Remarque sur ce commentaire 2 personnes ont trouvé cela utile. Avez-vous trouvé ce commentaire utile ? Oui Non Commentaire en cours d'envoi...
Merci pour votre commentaire.
Désolé, nous n'avons pas réussi à enregistrer votre vote. Veuillez réessayer
Signaler un abus
Format: Broché
A school shooting rips aparta quiet peaceful town as thay try to come to turms with the deaths and the fact the a child committed the murders. Even thought the whole scene seems wrong to offcer Raine Conner, something bugs her about the case and with the help of attractive FBI Agent Quincy, they try to uncover the plot.
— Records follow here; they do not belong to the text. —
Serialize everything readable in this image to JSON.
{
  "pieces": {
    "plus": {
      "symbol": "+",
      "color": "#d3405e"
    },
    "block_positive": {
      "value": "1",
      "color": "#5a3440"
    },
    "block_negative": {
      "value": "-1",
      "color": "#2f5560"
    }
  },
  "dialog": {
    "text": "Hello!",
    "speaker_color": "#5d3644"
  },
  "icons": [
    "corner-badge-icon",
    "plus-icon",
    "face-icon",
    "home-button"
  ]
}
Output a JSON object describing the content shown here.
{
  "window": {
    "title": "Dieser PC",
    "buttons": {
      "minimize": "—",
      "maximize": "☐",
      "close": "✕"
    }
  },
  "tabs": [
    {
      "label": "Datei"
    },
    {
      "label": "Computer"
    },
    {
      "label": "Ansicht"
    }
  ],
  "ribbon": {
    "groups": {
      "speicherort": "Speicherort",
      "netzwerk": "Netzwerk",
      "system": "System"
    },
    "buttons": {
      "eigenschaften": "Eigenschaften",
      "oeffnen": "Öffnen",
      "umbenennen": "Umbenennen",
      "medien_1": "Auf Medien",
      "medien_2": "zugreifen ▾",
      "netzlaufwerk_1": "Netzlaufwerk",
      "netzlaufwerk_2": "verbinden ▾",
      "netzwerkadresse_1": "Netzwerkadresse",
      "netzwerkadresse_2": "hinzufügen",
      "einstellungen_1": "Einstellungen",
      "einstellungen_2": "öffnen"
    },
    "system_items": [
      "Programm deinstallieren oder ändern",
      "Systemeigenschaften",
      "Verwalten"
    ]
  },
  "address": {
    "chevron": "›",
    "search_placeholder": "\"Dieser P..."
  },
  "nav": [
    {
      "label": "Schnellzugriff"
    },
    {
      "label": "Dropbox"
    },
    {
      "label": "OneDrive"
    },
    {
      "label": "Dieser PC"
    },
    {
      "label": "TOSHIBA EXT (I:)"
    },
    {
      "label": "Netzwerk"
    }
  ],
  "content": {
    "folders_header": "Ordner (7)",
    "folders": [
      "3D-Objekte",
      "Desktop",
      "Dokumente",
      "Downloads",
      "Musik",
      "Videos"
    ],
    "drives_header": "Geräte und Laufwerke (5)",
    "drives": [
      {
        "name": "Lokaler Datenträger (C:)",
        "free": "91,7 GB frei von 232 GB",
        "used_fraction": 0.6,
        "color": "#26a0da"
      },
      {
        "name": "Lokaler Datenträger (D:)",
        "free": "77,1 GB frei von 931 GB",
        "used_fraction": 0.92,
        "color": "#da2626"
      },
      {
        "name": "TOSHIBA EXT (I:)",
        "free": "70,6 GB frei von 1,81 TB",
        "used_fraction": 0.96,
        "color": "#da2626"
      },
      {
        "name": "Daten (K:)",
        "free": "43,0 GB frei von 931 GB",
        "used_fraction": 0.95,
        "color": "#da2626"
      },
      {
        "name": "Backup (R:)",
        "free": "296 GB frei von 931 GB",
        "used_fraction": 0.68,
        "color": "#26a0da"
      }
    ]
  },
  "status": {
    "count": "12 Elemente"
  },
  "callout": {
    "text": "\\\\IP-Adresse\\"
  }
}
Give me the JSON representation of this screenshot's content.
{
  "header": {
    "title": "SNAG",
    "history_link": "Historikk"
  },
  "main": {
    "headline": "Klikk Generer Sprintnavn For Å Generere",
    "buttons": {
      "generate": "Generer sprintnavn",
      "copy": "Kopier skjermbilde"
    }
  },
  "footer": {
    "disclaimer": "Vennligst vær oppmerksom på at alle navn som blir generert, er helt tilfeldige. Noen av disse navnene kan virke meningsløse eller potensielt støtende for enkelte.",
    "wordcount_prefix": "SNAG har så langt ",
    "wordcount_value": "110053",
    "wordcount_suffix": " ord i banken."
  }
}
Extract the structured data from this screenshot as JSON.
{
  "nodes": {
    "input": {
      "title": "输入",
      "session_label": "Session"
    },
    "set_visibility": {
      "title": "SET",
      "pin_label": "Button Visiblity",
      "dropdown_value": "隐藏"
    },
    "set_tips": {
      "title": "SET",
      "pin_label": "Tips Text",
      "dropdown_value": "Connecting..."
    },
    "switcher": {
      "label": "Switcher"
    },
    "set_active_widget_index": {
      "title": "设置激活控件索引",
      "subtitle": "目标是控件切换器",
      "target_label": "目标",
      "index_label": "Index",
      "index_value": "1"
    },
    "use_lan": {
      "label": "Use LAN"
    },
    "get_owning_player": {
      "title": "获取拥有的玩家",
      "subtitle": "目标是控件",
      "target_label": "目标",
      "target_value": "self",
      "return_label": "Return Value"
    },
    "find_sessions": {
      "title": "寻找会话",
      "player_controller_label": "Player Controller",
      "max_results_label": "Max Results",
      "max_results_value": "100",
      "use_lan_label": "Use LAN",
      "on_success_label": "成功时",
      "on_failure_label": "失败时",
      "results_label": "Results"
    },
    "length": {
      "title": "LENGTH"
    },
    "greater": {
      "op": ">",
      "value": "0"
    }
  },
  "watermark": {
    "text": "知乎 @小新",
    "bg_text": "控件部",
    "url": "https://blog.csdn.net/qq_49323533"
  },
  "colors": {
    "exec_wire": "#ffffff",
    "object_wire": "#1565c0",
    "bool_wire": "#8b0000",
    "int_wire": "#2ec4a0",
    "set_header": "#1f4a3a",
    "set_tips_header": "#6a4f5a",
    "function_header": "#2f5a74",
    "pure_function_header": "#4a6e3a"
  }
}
Although not as fast moving as other novels, this book comes complete with twists and turns and lots of psyhcological talk. overall this is an amazing book and definatly unmissable
Remarque sur ce commentaire Avez-vous trouvé ce commentaire utile ? Oui Non Commentaire en cours d'envoi...
Merci pour votre commentaire.
Désolé, nous n'avons pas réussi à enregistrer votre vote. Veuillez réessayer
Signaler un abus
Format: Format Kindle Achat vérifié
L'intrigue est originale mais traîne un peu en longueur. Les personnages ont de l'épaisseur et on s'intéresse à eux. Au final, c'est un bon livre et je ne regrette pas mon achat.
Remarque sur ce commentaire Avez-vous trouvé ce commentaire utile ? Oui Non Commentaire en cours d'envoi...
Merci pour votre commentaire.
Désolé, nous n'avons pas réussi à enregistrer votre vote. Veuillez réessayer
Signaler un abus
Format: Format Kindle Achat vérifié
Well written, complex characters, thrilling plot: a great book, that you might end up reading from cover to cover in one night
Remarque sur ce commentaire Avez-vous trouvé ce commentaire utile ? Oui Non Commentaire en cours d'envoi...
Merci pour votre commentaire.
Désolé, nous n'avons pas réussi à enregistrer votre vote. Veuillez réessayer
Signaler un abus